Exercise objective: The data below should be restated word for word, with every picture omitted.

Data in this exercise:
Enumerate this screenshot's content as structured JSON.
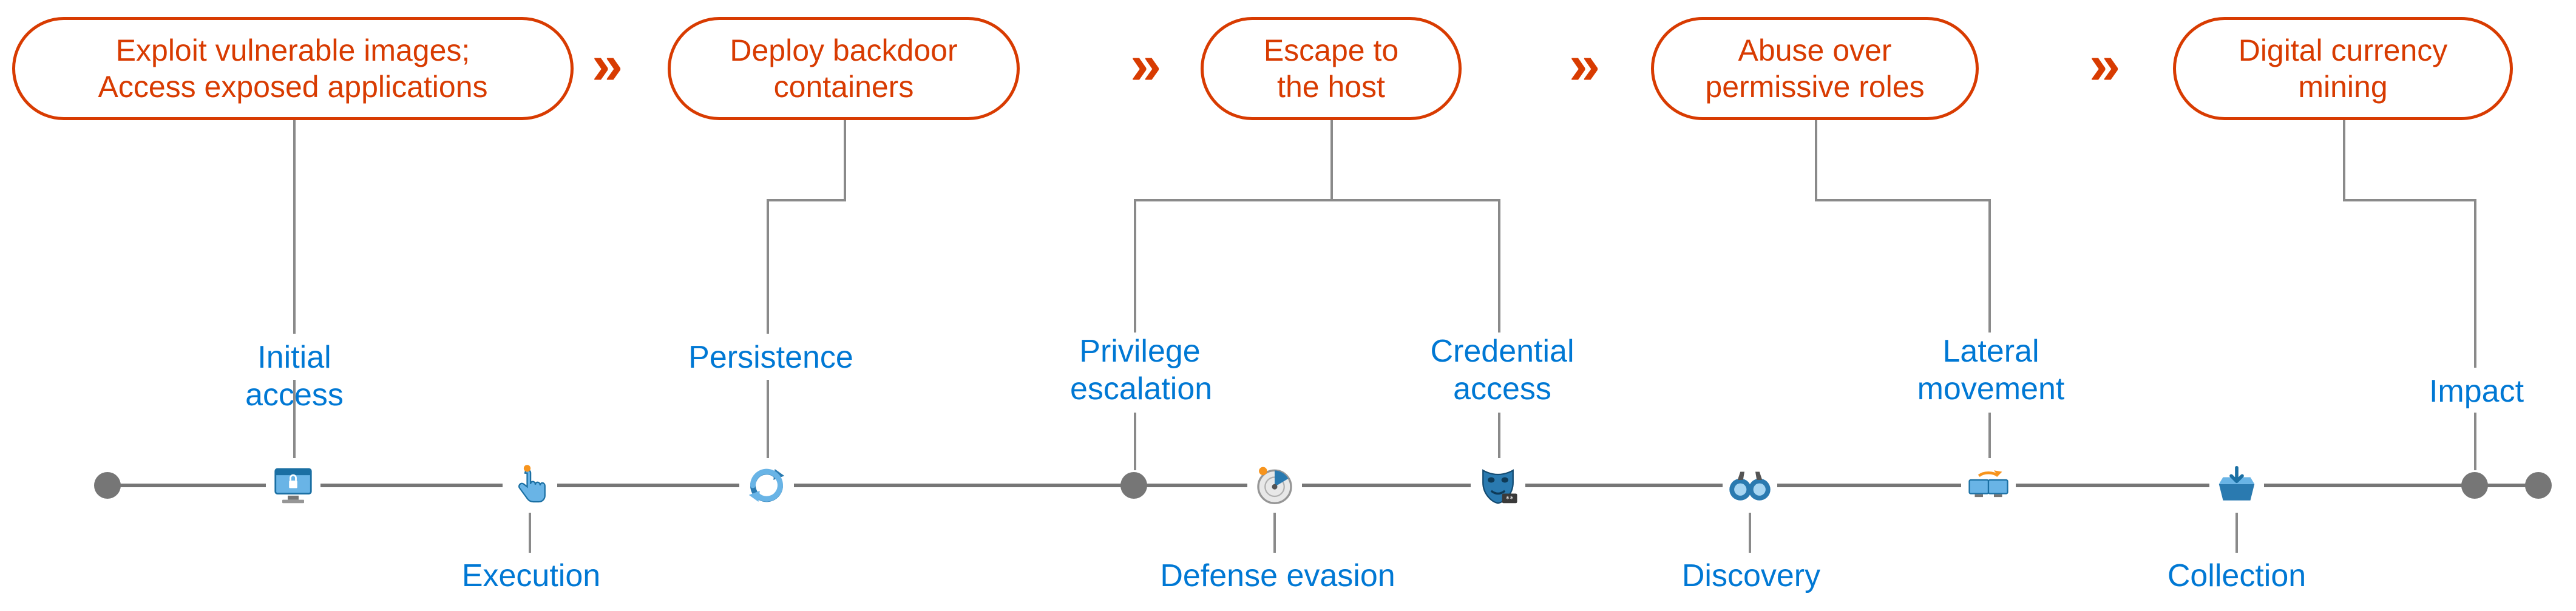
{
  "pills": [
    {
      "id": "p0",
      "html": "Exploit vulnerable images;<br>Access exposed applications"
    },
    {
      "id": "p1",
      "html": "Deploy backdoor<br>containers"
    },
    {
      "id": "p2",
      "html": "Escape to<br>the host"
    },
    {
      "id": "p3",
      "html": "Abuse over<br>permissive roles"
    },
    {
      "id": "p4",
      "html": "Digital currency<br>mining"
    }
  ],
  "tacticsTop": {
    "initial_access": "Initial access",
    "persistence": "Persistence",
    "priv_esc": "Privilege<br>escalation",
    "cred_access": "Credential<br>access",
    "lateral": "Lateral<br>movement",
    "impact": "Impact"
  },
  "tacticsBottom": {
    "execution": "Execution",
    "defense_evasion": "Defense evasion",
    "discovery": "Discovery",
    "collection": "Collection"
  }
}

Written answer:
Enumerate this screenshot's content as structured JSON.
{
  "pills": [
    {
      "id": "p0",
      "html": "Exploit vulnerable images;<br>Access exposed applications"
    },
    {
      "id": "p1",
      "html": "Deploy backdoor<br>containers"
    },
    {
      "id": "p2",
      "html": "Escape to<br>the host"
    },
    {
      "id": "p3",
      "html": "Abuse over<br>permissive roles"
    },
    {
      "id": "p4",
      "html": "Digital currency<br>mining"
    }
  ],
  "tacticsTop": {
    "initial_access": "Initial access",
    "persistence": "Persistence",
    "priv_esc": "Privilege<br>escalation",
    "cred_access": "Credential<br>access",
    "lateral": "Lateral<br>movement",
    "impact": "Impact"
  },
  "tacticsBottom": {
    "execution": "Execution",
    "defense_evasion": "Defense evasion",
    "discovery": "Discovery",
    "collection": "Collection"
  }
}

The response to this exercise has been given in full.